Hello Rob. Hope you are well.When you think about it, if Californian could see a vessel 5 miles away and this vessel wasn't Titanic then why did they bother trying to Morse it?
If the rockets being fired, which according to Stone "appeared to come a good distance beyond" weren't coming from this mystery ship then Californian were clearly wasting their time contacting the wrong ship anyway.
If this mystery vessel was also firing rockets then how come no one on the Titanic mentions seeing them?
Finally, if the Titanic was looking at a vessel 4 to 7 Miles away and the Californian was looking at a vessel 5 miles away, and they were both looking at the same vessel then that would make the Californian between 9 and 12 miles from the Titanic and both within visual range of each other as well. That is of course unless by complete fluke, all three ships were on an exact line.
In fact, they began using the morse lamp before any vessel stopped. Groves was ordered to do so by Lord.
The use of the morse lamp on a merchant ship was very frequent..right up until the advent of VHF in the late 60s..70s. the lamp was ship- specific...wireless was only so if they used a particular call sign.
The use of the lamp by Stone and Gibson was by order of the Master. Obviously, the nearby vessel was closer to the source of the signals.

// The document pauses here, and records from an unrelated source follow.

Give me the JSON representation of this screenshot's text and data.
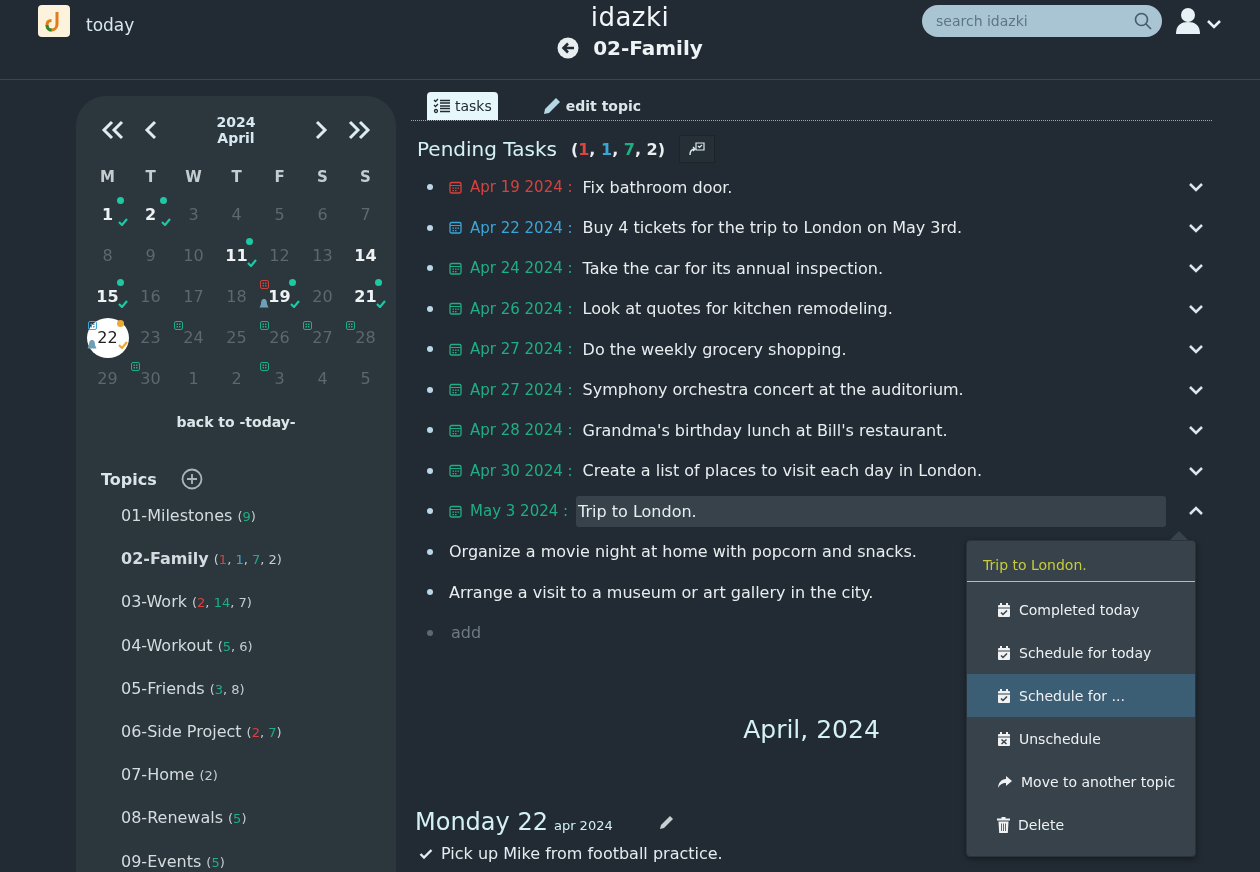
{
  "header": {
    "today_link": "today",
    "brand": "idazki",
    "search": {
      "placeholder": "search idazki"
    },
    "topic_title": "02-Family"
  },
  "calendar": {
    "year": "2024",
    "month": "April",
    "weekdays": [
      "M",
      "T",
      "W",
      "T",
      "F",
      "S",
      "S"
    ],
    "days": [
      {
        "day": "1",
        "bold": true,
        "selected": false,
        "markers": [
          {
            "kind": "dot",
            "color": "#1ec8a5"
          },
          {
            "kind": "check",
            "color": "#1ec8a5"
          }
        ]
      },
      {
        "day": "2",
        "bold": true,
        "selected": false,
        "markers": [
          {
            "kind": "dot",
            "color": "#1ec8a5"
          },
          {
            "kind": "check",
            "color": "#1ec8a5"
          }
        ]
      },
      {
        "day": "3",
        "bold": false,
        "selected": false
      },
      {
        "day": "4",
        "bold": false,
        "selected": false
      },
      {
        "day": "5",
        "bold": false,
        "selected": false
      },
      {
        "day": "6",
        "bold": false,
        "selected": false
      },
      {
        "day": "7",
        "bold": false,
        "selected": false
      },
      {
        "day": "8",
        "bold": false,
        "selected": false
      },
      {
        "day": "9",
        "bold": false,
        "selected": false
      },
      {
        "day": "10",
        "bold": false,
        "selected": false
      },
      {
        "day": "11",
        "bold": true,
        "selected": false,
        "markers": [
          {
            "kind": "dot",
            "color": "#1ec8a5"
          },
          {
            "kind": "check",
            "color": "#1ec8a5"
          }
        ]
      },
      {
        "day": "12",
        "bold": false,
        "selected": false
      },
      {
        "day": "13",
        "bold": false,
        "selected": false
      },
      {
        "day": "14",
        "bold": true,
        "selected": false
      },
      {
        "day": "15",
        "bold": true,
        "selected": false,
        "markers": [
          {
            "kind": "dot",
            "color": "#1ec8a5"
          },
          {
            "kind": "check",
            "color": "#1ec8a5"
          }
        ]
      },
      {
        "day": "16",
        "bold": false,
        "selected": false
      },
      {
        "day": "17",
        "bold": false,
        "selected": false
      },
      {
        "day": "18",
        "bold": false,
        "selected": false
      },
      {
        "day": "19",
        "bold": true,
        "selected": false,
        "markers": [
          {
            "kind": "task",
            "color": "#c9433f"
          },
          {
            "kind": "bell"
          },
          {
            "kind": "dot",
            "color": "#1ec8a5"
          },
          {
            "kind": "check",
            "color": "#1ec8a5"
          }
        ]
      },
      {
        "day": "20",
        "bold": false,
        "selected": false
      },
      {
        "day": "21",
        "bold": true,
        "selected": false,
        "markers": [
          {
            "kind": "dot",
            "color": "#1ec8a5"
          },
          {
            "kind": "check",
            "color": "#1ec8a5"
          }
        ]
      },
      {
        "day": "22",
        "bold": false,
        "selected": true,
        "markers": [
          {
            "kind": "task",
            "color": "#3aa6d8"
          },
          {
            "kind": "bell"
          },
          {
            "kind": "dot",
            "color": "#f0a830"
          },
          {
            "kind": "check",
            "color": "#f0a830"
          }
        ]
      },
      {
        "day": "23",
        "bold": false,
        "selected": false
      },
      {
        "day": "24",
        "bold": false,
        "selected": false,
        "markers": [
          {
            "kind": "task",
            "color": "#1fae84"
          }
        ]
      },
      {
        "day": "25",
        "bold": false,
        "selected": false
      },
      {
        "day": "26",
        "bold": false,
        "selected": false,
        "markers": [
          {
            "kind": "task",
            "color": "#1fae84"
          }
        ]
      },
      {
        "day": "27",
        "bold": false,
        "selected": false,
        "markers": [
          {
            "kind": "task",
            "color": "#1fae84"
          }
        ]
      },
      {
        "day": "28",
        "bold": false,
        "selected": false,
        "markers": [
          {
            "kind": "task",
            "color": "#1fae84"
          }
        ]
      },
      {
        "day": "29",
        "bold": false,
        "selected": false
      },
      {
        "day": "30",
        "bold": false,
        "selected": false,
        "markers": [
          {
            "kind": "task",
            "color": "#1fae84"
          }
        ]
      },
      {
        "day": "1",
        "bold": false,
        "selected": false
      },
      {
        "day": "2",
        "bold": false,
        "selected": false
      },
      {
        "day": "3",
        "bold": false,
        "selected": false,
        "markers": [
          {
            "kind": "task",
            "color": "#1fae84"
          }
        ]
      },
      {
        "day": "4",
        "bold": false,
        "selected": false
      },
      {
        "day": "5",
        "bold": false,
        "selected": false
      }
    ],
    "back_link": "back to -today-"
  },
  "topics": {
    "title": "Topics",
    "items": [
      {
        "name": "01-Milestones",
        "selected": false,
        "counts": [
          "(",
          {
            "value": "9",
            "color": "#1fae84"
          },
          ")"
        ]
      },
      {
        "name": "02-Family",
        "selected": true,
        "counts": [
          "(",
          {
            "value": "1",
            "color": "#d8423e"
          },
          ", ",
          {
            "value": "1",
            "color": "#3aa6d8"
          },
          ", ",
          {
            "value": "7",
            "color": "#1fae84"
          },
          ", ",
          {
            "value": "2",
            "color": "#c6ccd0"
          },
          ")"
        ]
      },
      {
        "name": "03-Work",
        "selected": false,
        "counts": [
          "(",
          {
            "value": "2",
            "color": "#d8423e"
          },
          ", ",
          {
            "value": "14",
            "color": "#1fae84"
          },
          ", ",
          {
            "value": "7",
            "color": "#c6ccd0"
          },
          ")"
        ]
      },
      {
        "name": "04-Workout",
        "selected": false,
        "counts": [
          "(",
          {
            "value": "5",
            "color": "#1fae84"
          },
          ", ",
          {
            "value": "6",
            "color": "#c6ccd0"
          },
          ")"
        ]
      },
      {
        "name": "05-Friends",
        "selected": false,
        "counts": [
          "(",
          {
            "value": "3",
            "color": "#1fae84"
          },
          ", ",
          {
            "value": "8",
            "color": "#c6ccd0"
          },
          ")"
        ]
      },
      {
        "name": "06-Side Project",
        "selected": false,
        "counts": [
          "(",
          {
            "value": "2",
            "color": "#d8423e"
          },
          ", ",
          {
            "value": "7",
            "color": "#1fae84"
          },
          ")"
        ]
      },
      {
        "name": "07-Home",
        "selected": false,
        "counts": [
          "(",
          {
            "value": "2",
            "color": "#c6ccd0"
          },
          ")"
        ]
      },
      {
        "name": "08-Renewals",
        "selected": false,
        "counts": [
          "(",
          {
            "value": "5",
            "color": "#1fae84"
          },
          ")"
        ]
      },
      {
        "name": "09-Events",
        "selected": false,
        "counts": [
          "(",
          {
            "value": "5",
            "color": "#1fae84"
          },
          ")"
        ]
      }
    ]
  },
  "tabs": [
    {
      "label": "tasks",
      "selected": true
    },
    {
      "label": "edit topic",
      "selected": false
    }
  ],
  "pending": {
    "title": "Pending Tasks",
    "counts": [
      "(",
      {
        "value": "1",
        "color": "#e0443e"
      },
      ", ",
      {
        "value": "1",
        "color": "#3aa6d8"
      },
      ", ",
      {
        "value": "7",
        "color": "#1fae84"
      },
      ", ",
      {
        "value": "2",
        "color": "#e8eef0"
      },
      ")"
    ],
    "tasks": [
      {
        "kind": "dated",
        "date": "Apr 19 2024 :",
        "color": "#d8423e",
        "text": "Fix bathroom door.",
        "selected": false,
        "expanded": false
      },
      {
        "kind": "dated",
        "date": "Apr 22 2024 :",
        "color": "#3aa6d8",
        "text": "Buy 4 tickets for the trip to London on May 3rd.",
        "selected": false,
        "expanded": false
      },
      {
        "kind": "dated",
        "date": "Apr 24 2024 :",
        "color": "#1fae84",
        "text": "Take the car for its annual inspection.",
        "selected": false,
        "expanded": false
      },
      {
        "kind": "dated",
        "date": "Apr 26 2024 :",
        "color": "#1fae84",
        "text": "Look at quotes for kitchen remodeling.",
        "selected": false,
        "expanded": false
      },
      {
        "kind": "dated",
        "date": "Apr 27 2024 :",
        "color": "#1fae84",
        "text": "Do the weekly grocery shopping.",
        "selected": false,
        "expanded": false
      },
      {
        "kind": "dated",
        "date": "Apr 27 2024 :",
        "color": "#1fae84",
        "text": "Symphony orchestra concert at the auditorium.",
        "selected": false,
        "expanded": false
      },
      {
        "kind": "dated",
        "date": "Apr 28 2024 :",
        "color": "#1fae84",
        "text": "Grandma's birthday lunch at Bill's restaurant.",
        "selected": false,
        "expanded": false
      },
      {
        "kind": "dated",
        "date": "Apr 30 2024 :",
        "color": "#1fae84",
        "text": "Create a list of places to visit each day in London.",
        "selected": false,
        "expanded": false
      },
      {
        "kind": "dated",
        "date": "May 3 2024 :",
        "color": "#1fae84",
        "text": "Trip to London.",
        "selected": true,
        "expanded": true
      },
      {
        "kind": "undated",
        "text": "Organize a movie night at home with popcorn and snacks."
      },
      {
        "kind": "undated",
        "text": "Arrange a visit to a museum or art gallery in the city."
      }
    ],
    "add": {
      "placeholder": "add"
    }
  },
  "menu": {
    "title": "Trip to London.",
    "items": [
      {
        "kind": "schedule",
        "label": "Completed today",
        "selected": false
      },
      {
        "kind": "schedule",
        "label": "Schedule for today",
        "selected": false
      },
      {
        "kind": "schedule",
        "label": "Schedule for ...",
        "selected": true
      },
      {
        "kind": "unschedule",
        "label": "Unschedule",
        "selected": false
      },
      {
        "kind": "move",
        "label": "Move to another topic",
        "selected": false
      },
      {
        "kind": "delete",
        "label": "Delete",
        "selected": false
      }
    ]
  },
  "month_heading": "April, 2024",
  "day": {
    "weekday": "Monday 22",
    "date": "apr 2024",
    "entries": [
      {
        "text": "Pick up Mike from football practice.",
        "done": true
      }
    ]
  }
}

It is therefore reasonable to assume that since she was, her Master's curiosity would also be aroused by them and might know more about the situation. You will note that Groves was confused concerning the source of
but one of these signals.
As with the fact that Californian was not seen from Titanic before impact, your point concerning what was seen (or not seen) from Titanic concerning rockets is significant.
If the nearby vessel was as, as Lord claimed, 4 miles from Californian and if his declared stopped position was correct, then that nearby vessel was 18 miles from the sinking Titanic and would also have been invisible to observers on board the latter. At best, it was no nearer than about 17 miles.
t would have been a shear fluke if there had not been several vessels in the immediate area , all heading westward.. After all, the location was mere 133 miles from The Corner, the point where very many vessel converged on before heading westward, and there was a lot of traffic in the area at the time....much of which would not be equipped with wireless. In fact, if I remember correctly, the MAIB Report drew attention to this.
The following rough sketch is how I see h situation:
Ships stopped by the barrier would be on a sight line. Earlier that morning, the SS Trautenfels was stopped by exactly the same barrier 2 or 3 miles to the SSE from where we see the Californian stopped.